**** Records for processing ****

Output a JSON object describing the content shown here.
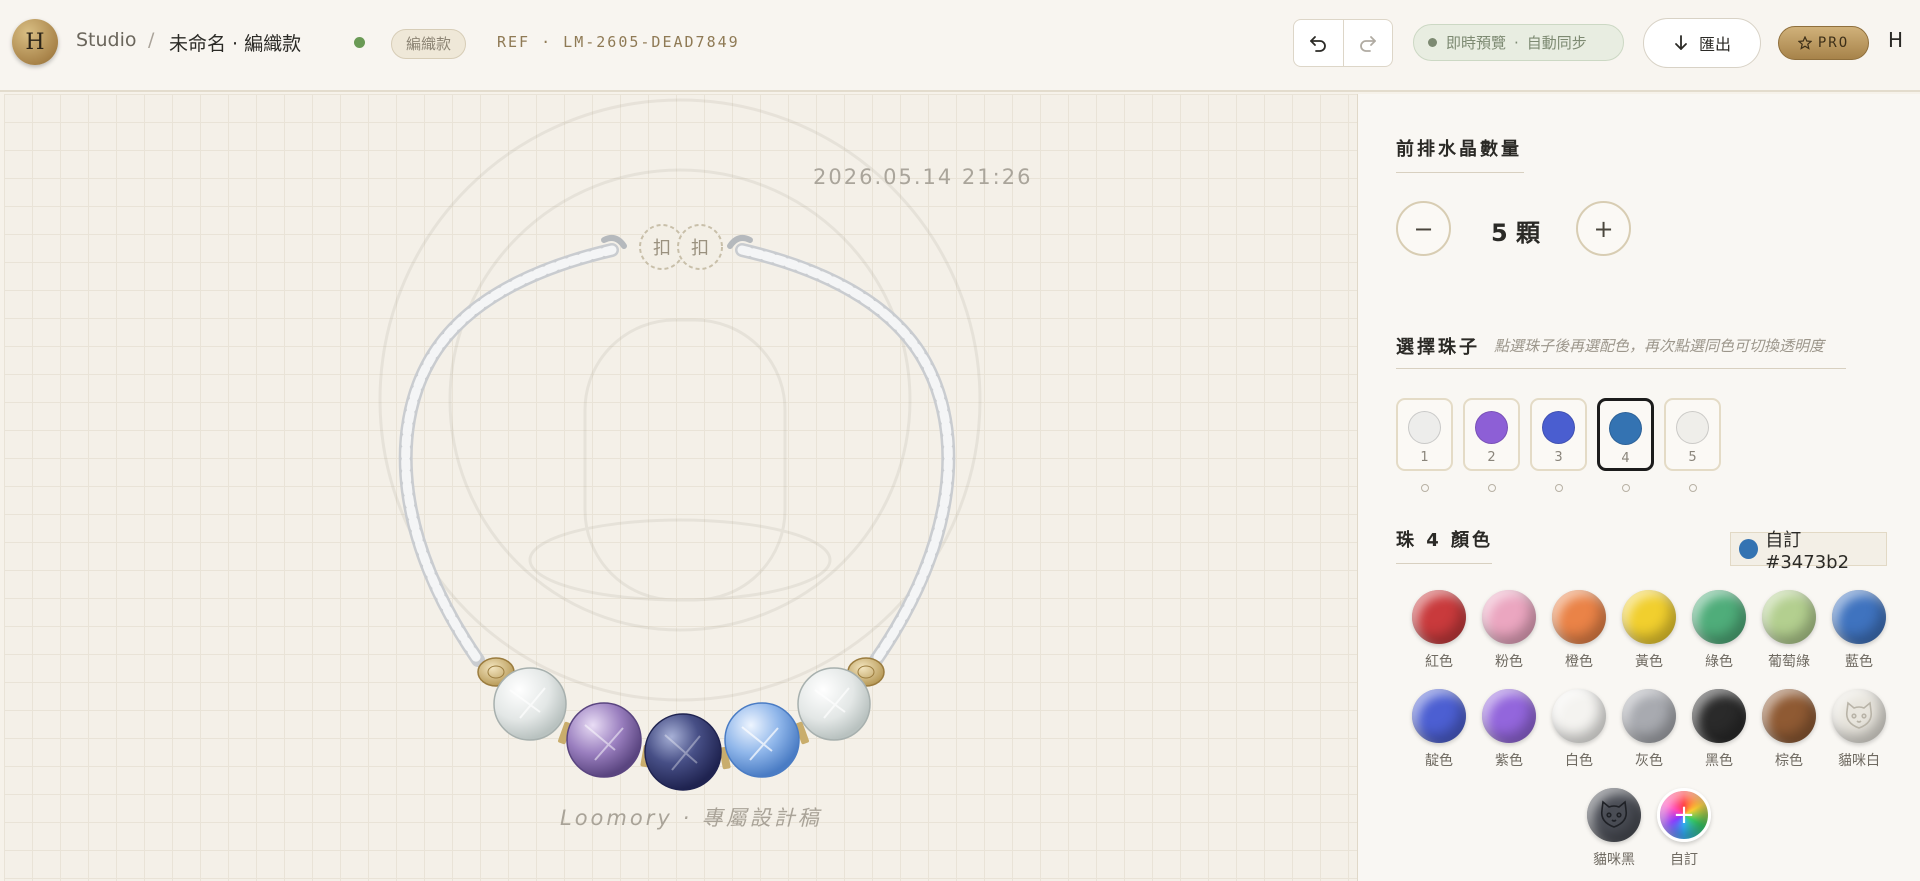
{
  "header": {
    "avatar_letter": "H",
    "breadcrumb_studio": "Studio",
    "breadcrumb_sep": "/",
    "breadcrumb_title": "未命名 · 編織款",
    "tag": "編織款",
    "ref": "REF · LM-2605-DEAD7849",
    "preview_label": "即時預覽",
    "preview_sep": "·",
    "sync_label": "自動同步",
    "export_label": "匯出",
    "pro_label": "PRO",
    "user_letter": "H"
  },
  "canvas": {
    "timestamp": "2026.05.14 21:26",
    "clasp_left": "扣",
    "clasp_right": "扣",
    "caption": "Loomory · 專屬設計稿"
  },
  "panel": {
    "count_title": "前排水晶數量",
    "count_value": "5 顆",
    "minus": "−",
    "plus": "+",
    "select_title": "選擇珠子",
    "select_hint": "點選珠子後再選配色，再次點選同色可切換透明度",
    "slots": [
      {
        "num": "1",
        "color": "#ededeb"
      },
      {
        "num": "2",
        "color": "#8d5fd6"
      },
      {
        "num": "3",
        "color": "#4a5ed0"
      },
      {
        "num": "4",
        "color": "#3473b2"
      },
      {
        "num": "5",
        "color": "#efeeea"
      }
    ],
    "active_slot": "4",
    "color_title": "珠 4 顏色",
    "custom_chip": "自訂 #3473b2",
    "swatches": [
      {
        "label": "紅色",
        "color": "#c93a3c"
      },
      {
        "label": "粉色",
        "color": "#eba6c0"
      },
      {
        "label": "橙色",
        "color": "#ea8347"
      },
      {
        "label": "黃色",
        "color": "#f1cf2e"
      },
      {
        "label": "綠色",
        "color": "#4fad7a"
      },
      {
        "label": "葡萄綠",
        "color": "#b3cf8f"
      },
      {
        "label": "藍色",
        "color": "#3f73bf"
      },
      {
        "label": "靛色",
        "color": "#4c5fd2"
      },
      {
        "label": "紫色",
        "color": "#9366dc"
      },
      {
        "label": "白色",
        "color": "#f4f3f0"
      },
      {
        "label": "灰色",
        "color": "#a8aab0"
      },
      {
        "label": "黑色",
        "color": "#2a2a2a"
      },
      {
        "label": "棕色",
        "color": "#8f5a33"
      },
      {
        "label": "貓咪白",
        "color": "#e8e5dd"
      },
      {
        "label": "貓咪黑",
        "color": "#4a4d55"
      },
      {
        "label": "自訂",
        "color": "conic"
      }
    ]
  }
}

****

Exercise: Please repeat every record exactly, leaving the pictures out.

Answer space:
Output a JSON object describing the content shown here.
{
  "header": {
    "avatar_letter": "H",
    "breadcrumb_studio": "Studio",
    "breadcrumb_sep": "/",
    "breadcrumb_title": "未命名 · 編織款",
    "tag": "編織款",
    "ref": "REF · LM-2605-DEAD7849",
    "preview_label": "即時預覽",
    "preview_sep": "·",
    "sync_label": "自動同步",
    "export_label": "匯出",
    "pro_label": "PRO",
    "user_letter": "H"
  },
  "canvas": {
    "timestamp": "2026.05.14 21:26",
    "clasp_left": "扣",
    "clasp_right": "扣",
    "caption": "Loomory · 專屬設計稿"
  },
  "panel": {
    "count_title": "前排水晶數量",
    "count_value": "5 顆",
    "minus": "−",
    "plus": "+",
    "select_title": "選擇珠子",
    "select_hint": "點選珠子後再選配色，再次點選同色可切換透明度",
    "slots": [
      {
        "num": "1",
        "color": "#ededeb"
      },
      {
        "num": "2",
        "color": "#8d5fd6"
      },
      {
        "num": "3",
        "color": "#4a5ed0"
      },
      {
        "num": "4",
        "color": "#3473b2"
      },
      {
        "num": "5",
        "color": "#efeeea"
      }
    ],
    "active_slot": "4",
    "color_title": "珠 4 顏色",
    "custom_chip": "自訂 #3473b2",
    "swatches": [
      {
        "label": "紅色",
        "color": "#c93a3c"
      },
      {
        "label": "粉色",
        "color": "#eba6c0"
      },
      {
        "label": "橙色",
        "color": "#ea8347"
      },
      {
        "label": "黃色",
        "color": "#f1cf2e"
      },
      {
        "label": "綠色",
        "color": "#4fad7a"
      },
      {
        "label": "葡萄綠",
        "color": "#b3cf8f"
      },
      {
        "label": "藍色",
        "color": "#3f73bf"
      },
      {
        "label": "靛色",
        "color": "#4c5fd2"
      },
      {
        "label": "紫色",
        "color": "#9366dc"
      },
      {
        "label": "白色",
        "color": "#f4f3f0"
      },
      {
        "label": "灰色",
        "color": "#a8aab0"
      },
      {
        "label": "黑色",
        "color": "#2a2a2a"
      },
      {
        "label": "棕色",
        "color": "#8f5a33"
      },
      {
        "label": "貓咪白",
        "color": "#e8e5dd"
      },
      {
        "label": "貓咪黑",
        "color": "#4a4d55"
      },
      {
        "label": "自訂",
        "color": "conic"
      }
    ]
  }
}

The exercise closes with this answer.